I still remember the first time somebody presented my idea as their own. It was at a department kick-off meeting for the new year in Singapore, and myself and colleagues with the same position as I had from the Asia-Pacific, South African, South American and Middle Eastern regions were all gathered in a boardroom in the building of the Singapore Stock Exchange to present our plans for the upcoming year to the Regional Director and a handful of other key individuals at the company.
For background purposes, I had held my current position the longest and the structure I had put in place was a case study of sorts that was influential in the company implementing the same role and team structure as Australia had across all the other countries in the “emerging markets” region, as we were known. This also meant that, quite often, the other managers would call or Skype me for some advice or coaching and the odd brainstorming session, for which I was more than happy to oblige. Leading up to this kick-off event I would have spent at least an hour in conversation brainstorming and even sharing my plans for Australia with majority of the new managers in order to help them create a plan that worked for their specific region.
Just before my turn to present to the group, it was the turn of one such colleague with whom I had shared my planning. That person proceeded to, almost word for word and slide for slide, deliver my presentation to the group. If it hadn’t been for the fact that the Regional Director had already seen my presentation weeks before, as they had used me to brainstorm plans for other parts of the kick off, it would have been one hell of an awkward presentation that followed to a room of very important people. My presentation ended up being more conversational and a workshop of sorts thanks to smart thinking by that Regional Director and me having the ability to ad lib quite naturally when needed (and under pressure).
I am not sure whether or not that peer was ever spoken to or admonished for presenting my thoughts and ideas as their own in private after the event – but I do know they were congratulated and acknowledged publicly for those ideas and plans in the moment, and were seen as a valuable individual to the company by those in the room that held significant influence across the company globally.
There has always been a slight but persistent annoyance in the back of my mind that I never spoke up and raised it as an issue in the moment when it was happening. Maybe I didn’t want to be annoying myself? Be that person that creates a rift during an event that otherwise was running quite pleasantly…?
It is not lost on me for a single second that such events as the one I describe are experienced far more often by my female colleagues and peers in the tech ecosystem. In fact, the same rings true across every workplace and every industry.
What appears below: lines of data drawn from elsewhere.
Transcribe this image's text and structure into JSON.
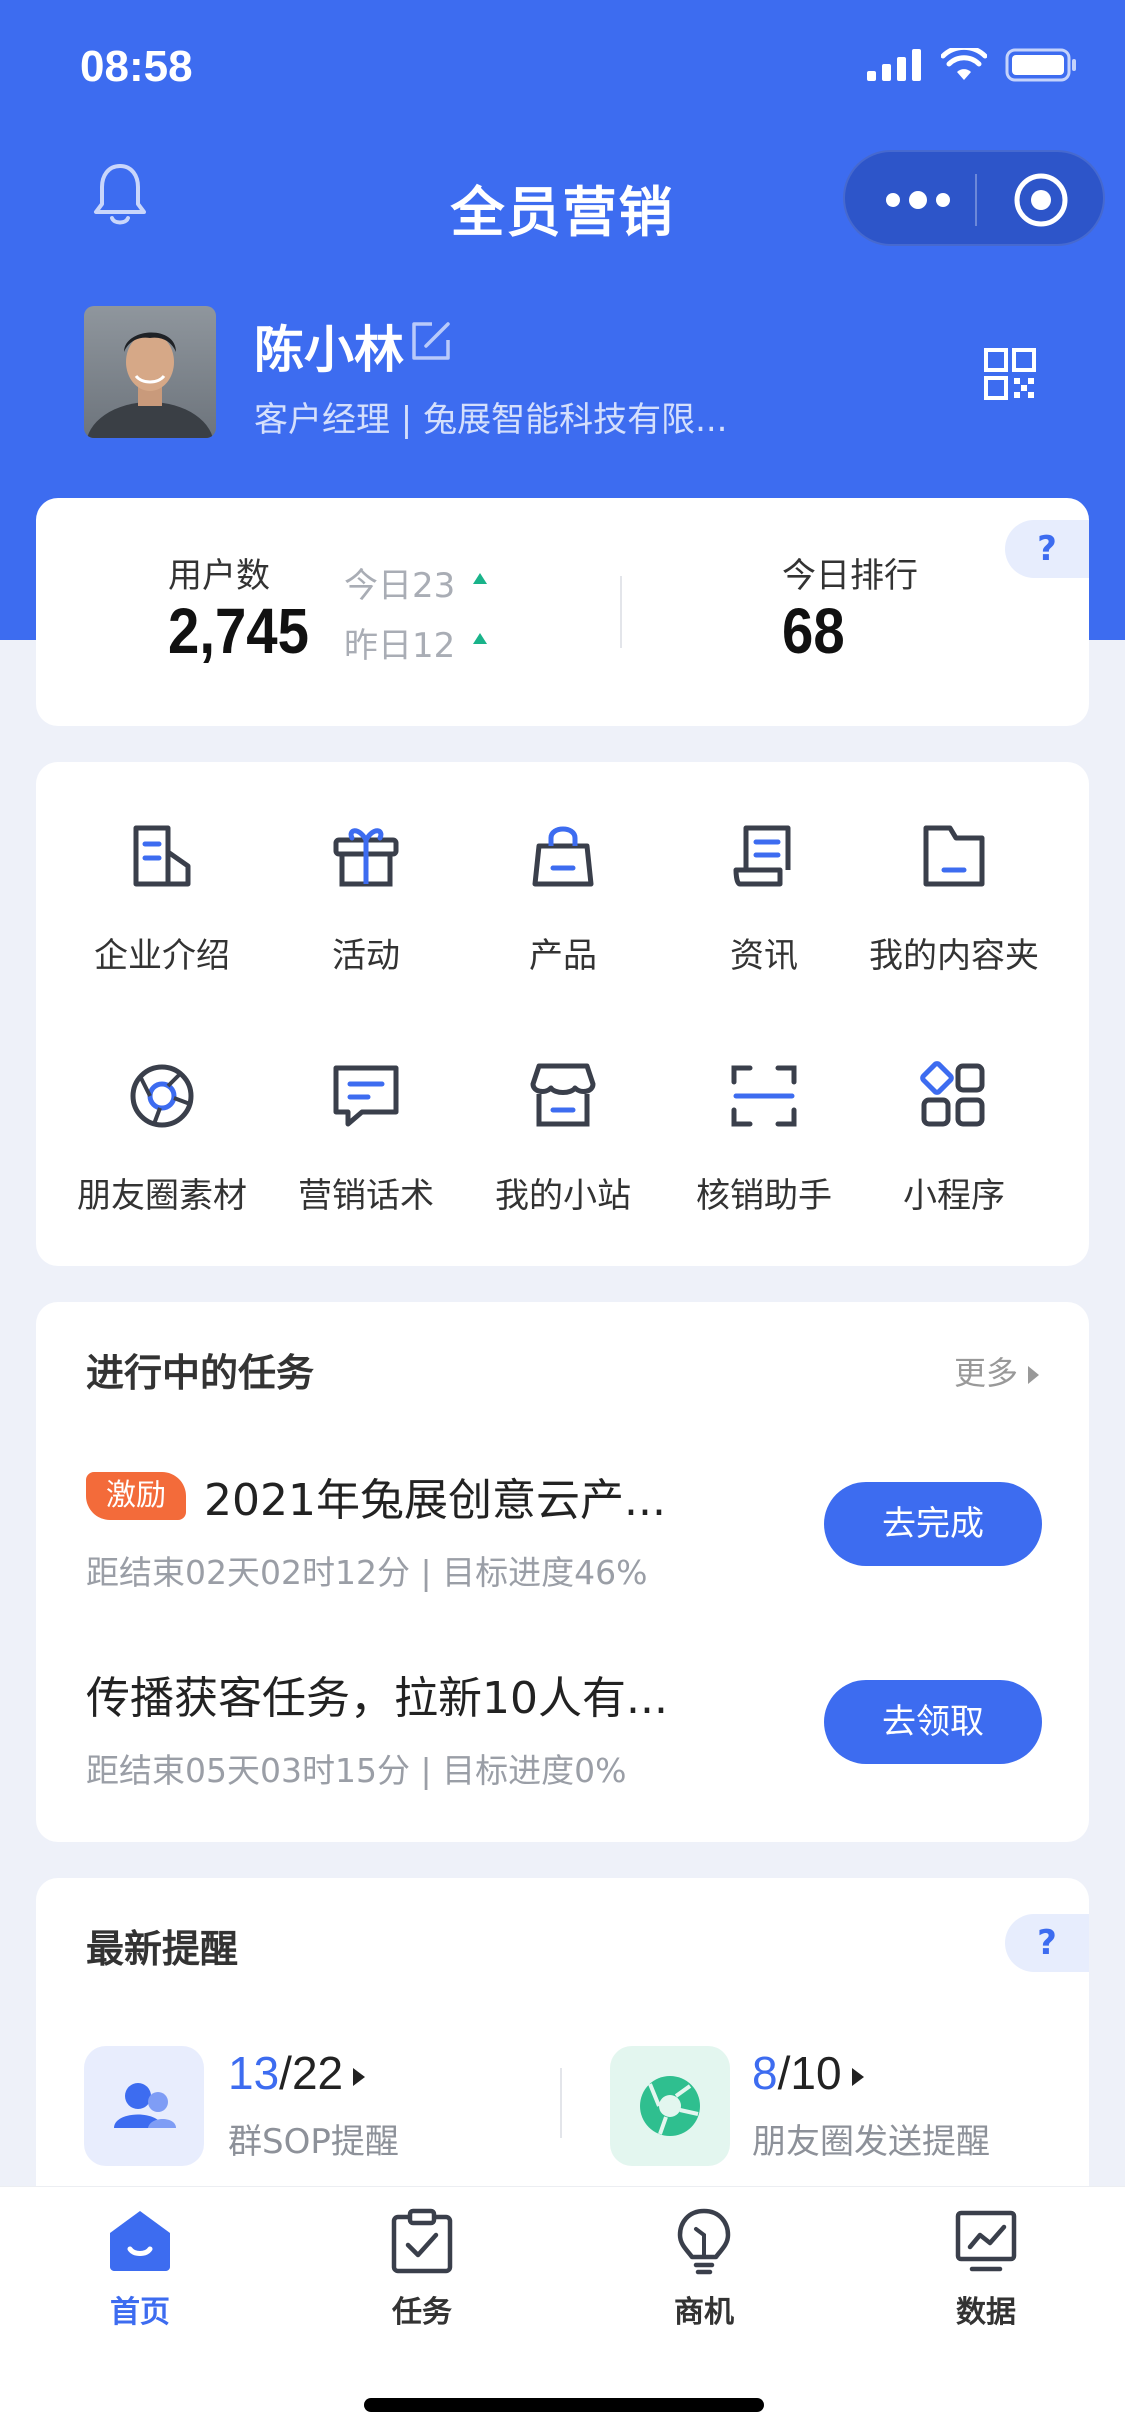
{
  "status_bar": {
    "time": "08:58"
  },
  "nav": {
    "title": "全员营销"
  },
  "profile": {
    "name": "陈小林",
    "subtitle": "客户经理 | 兔展智能科技有限..."
  },
  "stats": {
    "users_label": "用户数",
    "users_value": "2,745",
    "today": "今日23",
    "yesterday": "昨日12",
    "rank_label": "今日排行",
    "rank_value": "68",
    "help": "?"
  },
  "grid": [
    {
      "label": "企业介绍",
      "icon": "building-icon"
    },
    {
      "label": "活动",
      "icon": "gift-icon"
    },
    {
      "label": "产品",
      "icon": "bag-icon"
    },
    {
      "label": "资讯",
      "icon": "scroll-icon"
    },
    {
      "label": "我的内容夹",
      "icon": "folder-icon"
    },
    {
      "label": "朋友圈素材",
      "icon": "aperture-icon"
    },
    {
      "label": "营销话术",
      "icon": "chat-icon"
    },
    {
      "label": "我的小站",
      "icon": "store-icon"
    },
    {
      "label": "核销助手",
      "icon": "scan-icon"
    },
    {
      "label": "小程序",
      "icon": "apps-icon"
    }
  ],
  "tasks": {
    "title": "进行中的任务",
    "more": "更多",
    "items": [
      {
        "badge": "激励",
        "title": "2021年兔展创意云产...",
        "meta": "距结束02天02时12分  |  目标进度46%",
        "button": "去完成"
      },
      {
        "title": "传播获客任务，拉新10人有...",
        "meta": "距结束05天03时15分  |  目标进度0%",
        "button": "去领取"
      }
    ]
  },
  "reminders": {
    "title": "最新提醒",
    "help": "?",
    "items": [
      {
        "done": "13",
        "total": "/22",
        "label": "群SOP提醒",
        "icon": "group-icon"
      },
      {
        "done": "8",
        "total": "/10",
        "label": "朋友圈发送提醒",
        "icon": "moments-icon"
      }
    ]
  },
  "tabbar": [
    {
      "label": "首页",
      "icon": "home-icon",
      "active": true
    },
    {
      "label": "任务",
      "icon": "clipboard-icon",
      "active": false
    },
    {
      "label": "商机",
      "icon": "lightbulb-icon",
      "active": false
    },
    {
      "label": "数据",
      "icon": "chart-icon",
      "active": false
    }
  ],
  "colors": {
    "brand": "#3d6cf0",
    "badge": "#f36b3a",
    "up": "#19b38a"
  }
}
It has almost become so acceptable for Person A to present Person B’s idea as their own that the advice given by some workplace dynamics experts in publications of authority on workplace conflicts like Harvard Business Review is to take time to calm down and to be proactive about preventing it next time.
If that is the advice we are giving young women in the workforce about standing up for themselves and taking ownership of the ideas and plans they spent time creating and articulating into existence, then we should not be surprised that our female peers have kept silent on other issues like sexual harassment and workplace bullying.
Rest assured I am not void of guilt when it comes to this particular subject. I have sat through meetings where I have seen male colleagues present the ideas of female team members as their own and have not spoken up, corrected them, or highlighted the origin of said idea, instead making the choice to remain silent. The wrong choice, to be very clear.
Giving people, no matter their gender, credit for their ideas is important. A study conducted by Lean In and McKinsey and Company on women in the workplace shows that our female colleagues fall behind in terms of the challenges they need to overcome in the workplace basically upon entry to any workplace – straight away they are 18 percent less likely to be promoted than their male peers.
That’s one massive reason why acknowledging women with great ideas is important – it creates a fair playing field when it comes to employee promotions based on contribution and merit.
We have seen the new standard of 2018 being set by those involved in the #MeToo movement – hopefully, this will be a year where a lot of wrongs will be made right, where bad behaviour and the individuals behind it will be called out, where women in all industries with great ideas will be credited for them and the success that follows.
For us men, participation is crucial yet incredibly simple; each time you see a male colleague taking credit for the great idea of a female colleague…say something.
Featured Illustration : Women with Ideas by RizK | Source : Created for Startup Daily